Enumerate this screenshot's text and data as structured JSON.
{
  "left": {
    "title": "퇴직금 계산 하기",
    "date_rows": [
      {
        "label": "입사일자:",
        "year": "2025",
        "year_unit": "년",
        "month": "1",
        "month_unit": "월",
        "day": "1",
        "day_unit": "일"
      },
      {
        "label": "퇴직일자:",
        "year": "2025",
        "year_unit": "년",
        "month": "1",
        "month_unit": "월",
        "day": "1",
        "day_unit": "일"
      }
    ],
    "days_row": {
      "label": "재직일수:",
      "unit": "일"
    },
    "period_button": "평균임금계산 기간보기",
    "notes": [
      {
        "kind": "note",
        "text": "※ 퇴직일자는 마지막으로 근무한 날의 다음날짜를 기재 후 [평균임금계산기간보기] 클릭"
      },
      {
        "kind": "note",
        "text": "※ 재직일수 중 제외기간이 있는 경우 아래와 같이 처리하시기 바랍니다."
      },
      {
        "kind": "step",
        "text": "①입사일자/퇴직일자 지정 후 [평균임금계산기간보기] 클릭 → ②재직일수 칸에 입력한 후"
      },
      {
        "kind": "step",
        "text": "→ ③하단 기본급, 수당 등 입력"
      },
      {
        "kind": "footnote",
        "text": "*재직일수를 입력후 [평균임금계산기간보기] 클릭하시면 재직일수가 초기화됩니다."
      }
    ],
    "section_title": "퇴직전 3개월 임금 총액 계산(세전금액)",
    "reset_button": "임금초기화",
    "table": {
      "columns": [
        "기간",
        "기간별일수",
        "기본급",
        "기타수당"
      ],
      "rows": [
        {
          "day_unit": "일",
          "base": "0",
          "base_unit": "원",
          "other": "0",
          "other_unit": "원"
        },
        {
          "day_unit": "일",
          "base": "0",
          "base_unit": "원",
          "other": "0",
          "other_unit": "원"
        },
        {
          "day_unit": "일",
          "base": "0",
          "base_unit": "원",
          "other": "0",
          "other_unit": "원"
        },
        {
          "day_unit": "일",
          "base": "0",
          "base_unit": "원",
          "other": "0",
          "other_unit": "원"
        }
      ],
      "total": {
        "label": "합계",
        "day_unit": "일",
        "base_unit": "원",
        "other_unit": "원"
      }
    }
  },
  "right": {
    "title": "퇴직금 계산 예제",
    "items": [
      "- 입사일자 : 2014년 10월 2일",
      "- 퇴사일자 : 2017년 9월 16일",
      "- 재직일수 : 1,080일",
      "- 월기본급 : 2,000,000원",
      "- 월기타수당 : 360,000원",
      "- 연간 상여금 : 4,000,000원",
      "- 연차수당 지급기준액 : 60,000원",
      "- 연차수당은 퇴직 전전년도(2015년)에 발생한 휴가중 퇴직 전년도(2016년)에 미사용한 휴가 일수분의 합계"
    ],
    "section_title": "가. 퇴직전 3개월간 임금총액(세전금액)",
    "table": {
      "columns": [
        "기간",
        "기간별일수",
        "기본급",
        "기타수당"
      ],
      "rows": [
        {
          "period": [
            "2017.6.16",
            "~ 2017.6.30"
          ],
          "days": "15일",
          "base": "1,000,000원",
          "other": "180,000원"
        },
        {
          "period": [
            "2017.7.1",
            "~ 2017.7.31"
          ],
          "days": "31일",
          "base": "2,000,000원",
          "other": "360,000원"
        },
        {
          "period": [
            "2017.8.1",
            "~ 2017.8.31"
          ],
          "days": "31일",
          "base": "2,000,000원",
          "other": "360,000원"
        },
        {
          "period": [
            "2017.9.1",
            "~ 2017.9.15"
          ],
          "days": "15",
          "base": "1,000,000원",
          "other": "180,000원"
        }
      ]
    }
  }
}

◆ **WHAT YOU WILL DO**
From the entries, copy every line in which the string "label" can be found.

◆ **OUTPUT OF THE EXERCISE**
        "label": "입사일자:",
        "label": "퇴직일자:",
      "label": "재직일수:",
        "label": "합계",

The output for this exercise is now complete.